The international security environment changed in the period between 1989 and 2001 into a more focused and reinforced the military campaign to avoid high fatalities from better-armed enemies. The improved approach to combat was necessitated by past defeat experiences such as the Vietnam War (Ellsworth 1997, 72). The need for a less costly draw, but firepower intense military mode changed combat from simple covert operations to intelligent warfare. For instance, the US military has integrated the armored onslaught to counter the improved combat power when countering an equally strong force.
The change from dazzling maneuvers of the early 1990s to 2001 to frontal assaults was inspired by the need for a short and effective military campaign (Ellsworth 1997, 75). Moreover, the massive technological advancement created a new warfare style aimed at a quick victory at the least possible number of casualties in either of the warring sides. This new approach is hallmarked by maneuver, surprise, flexibility, and speed (Ellsworth 1997, 79). Moreover, it relies on Special Forces, precision firepower, and heavy psychological operations. In addition, the new approach was developed through the seamless integration of land, air, and naval power. This means that the military capability has been expanded beyond actual combat operations common in the late 1980s and early 1990s. Due to the paradigm shift in technology, weaponry and firepower have improved.

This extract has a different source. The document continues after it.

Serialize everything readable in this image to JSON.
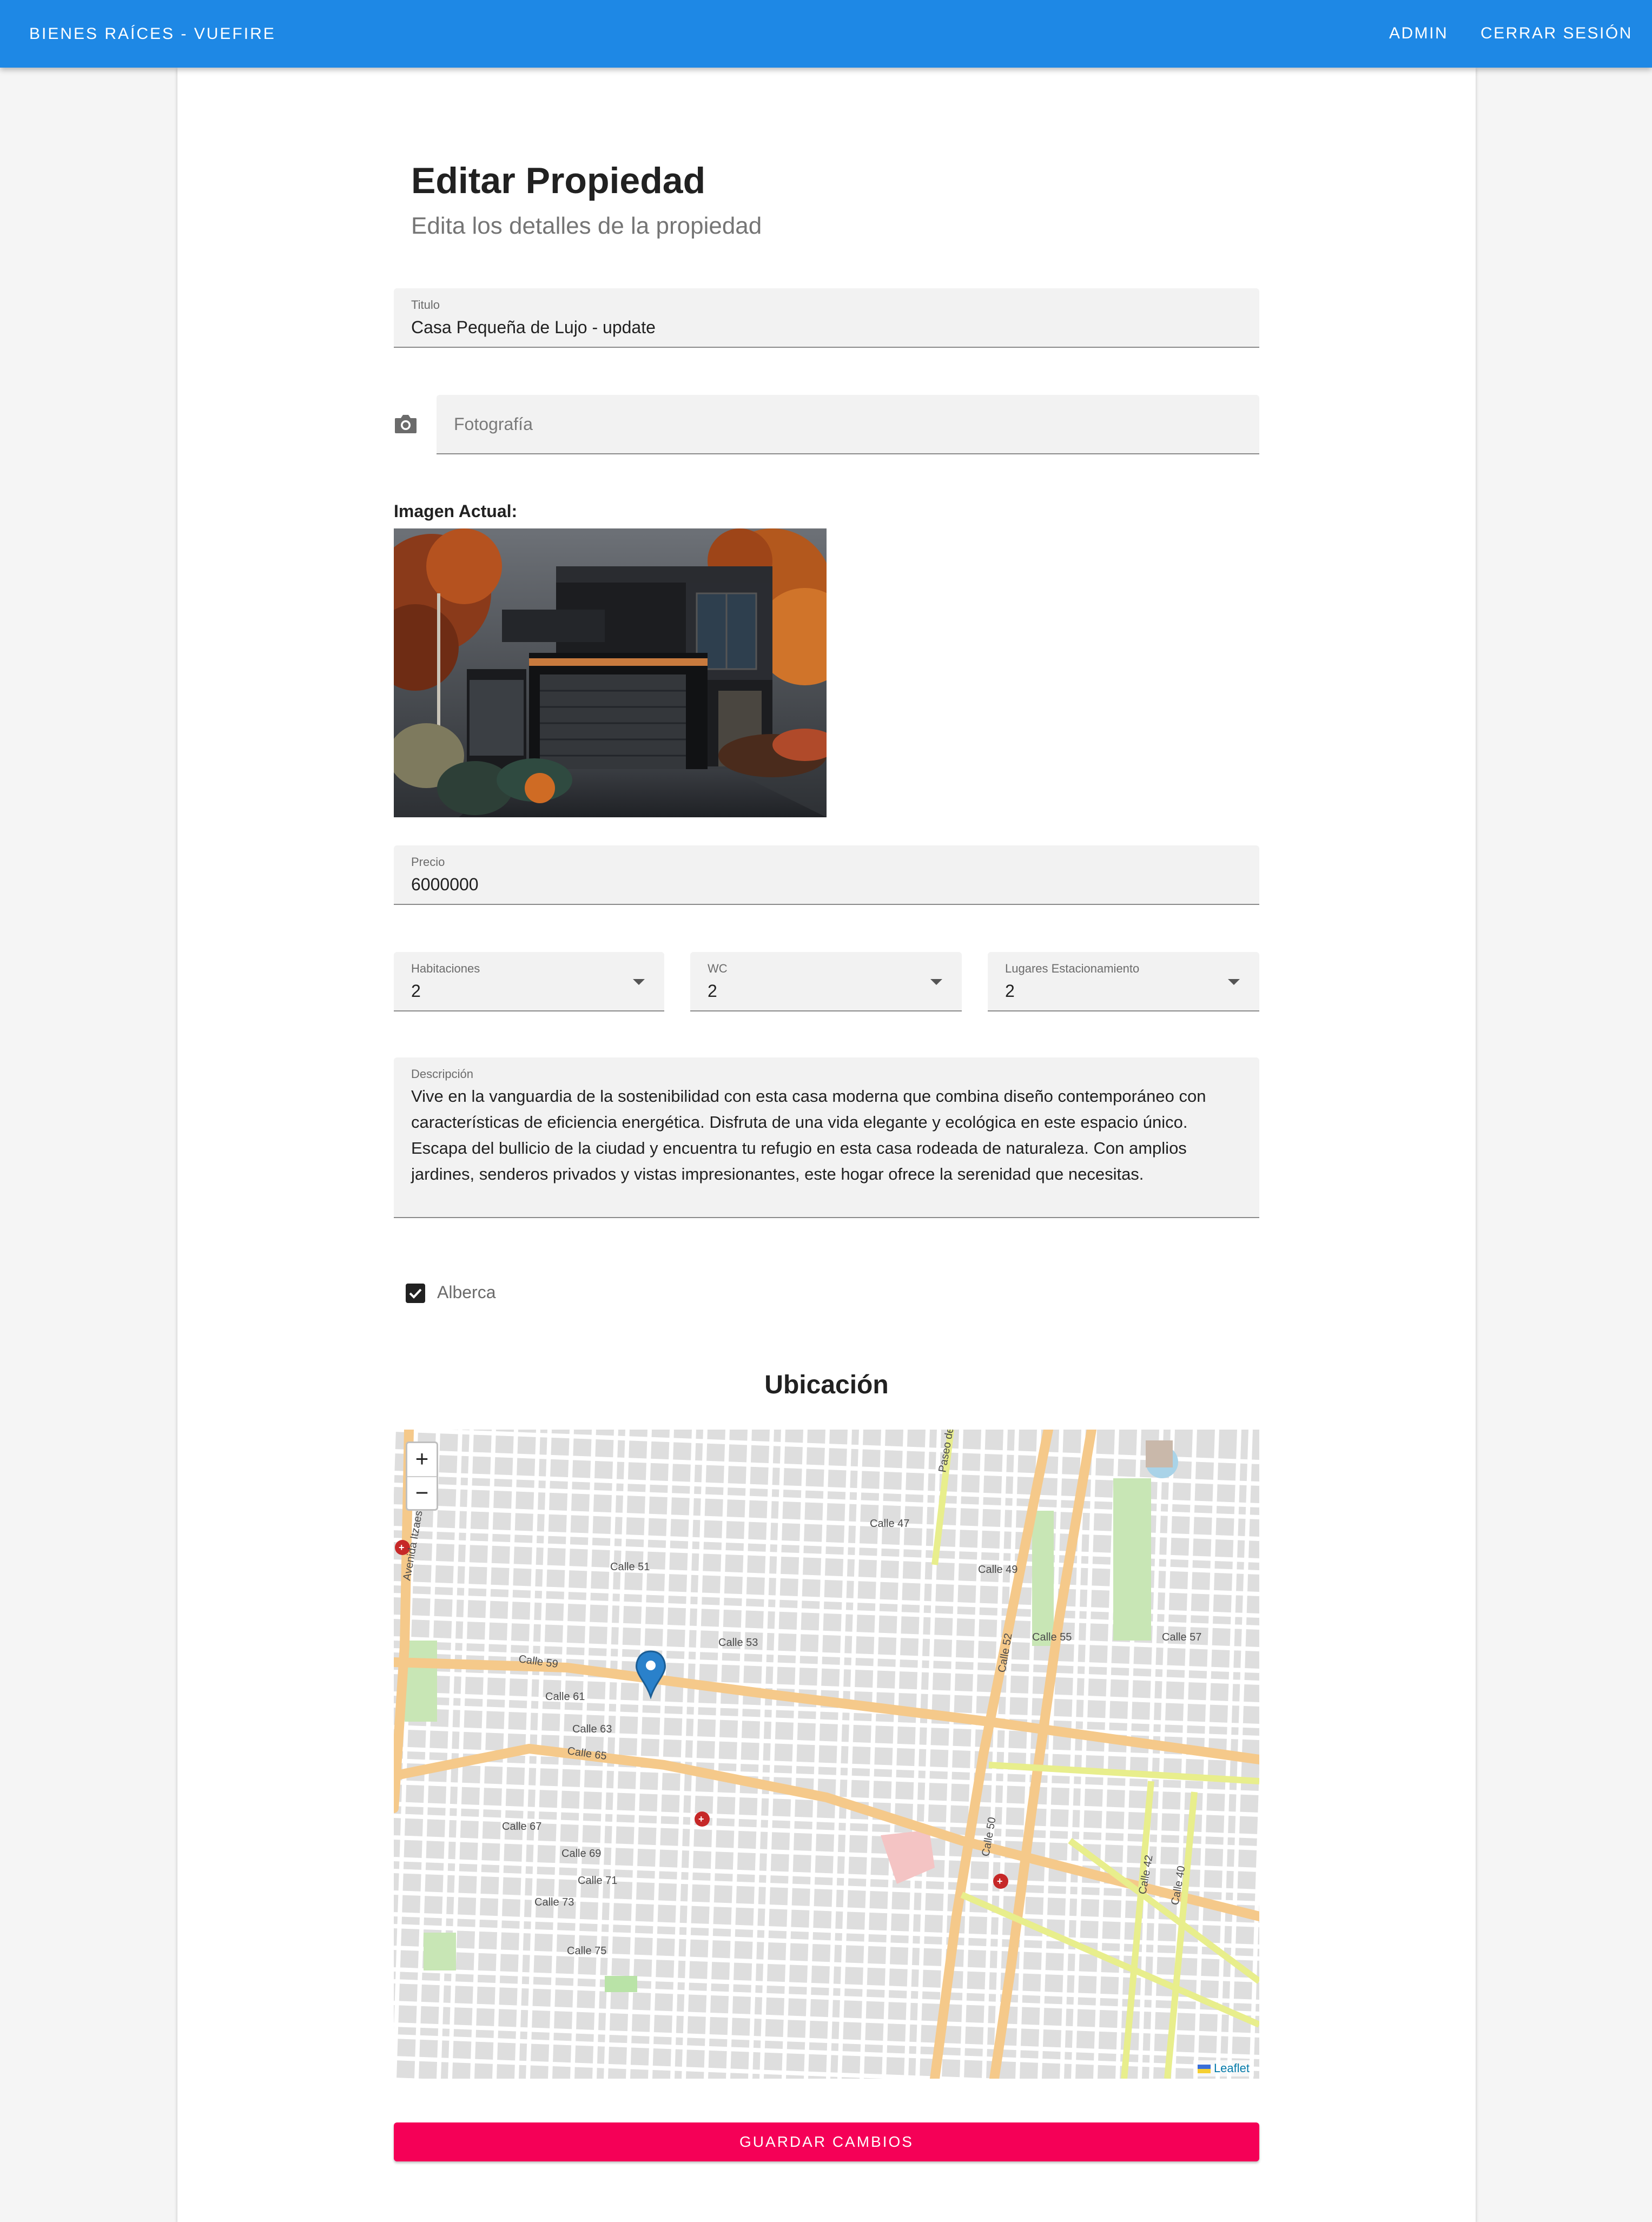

Andrade, Dale, and James H. Willbanks. “CORDS/Phoenix: Counterinsurgency Lessons from Vietnam for the Future.” Military Review (2006): 9–23. Scales, Robert H. “Forging a New Army.” In Certain Victory: The US Army in the Gulf War, 6–38.
Ellsworth, Robert F. “American National Security in the Early 21st Century.” In U.S. National Security: Beyond the Cold War, 70-86. Carlisle, PA: US Army War College, Strategic Studies Institute, 1997.
Heinl, Robert D. Jr. “The Collapse of the Armed Forces.” Armed Forces Journal (1971): 30–38.
Pike, Douglas. “Conduct of the Vietnam War: Strategic Factors, 1965–1968.” In The Second Indochina War: Proceedings of a Symposium Held at Airlie, Virginia, 1984, 99–119. Washington, DC.
Tucker, Spencer. “The Korean War, 1950–53: from maneuver to stalemate.” The Korean Journal of Defense Analysis 22, no. 4 (2010): 421–432 (EBSCO).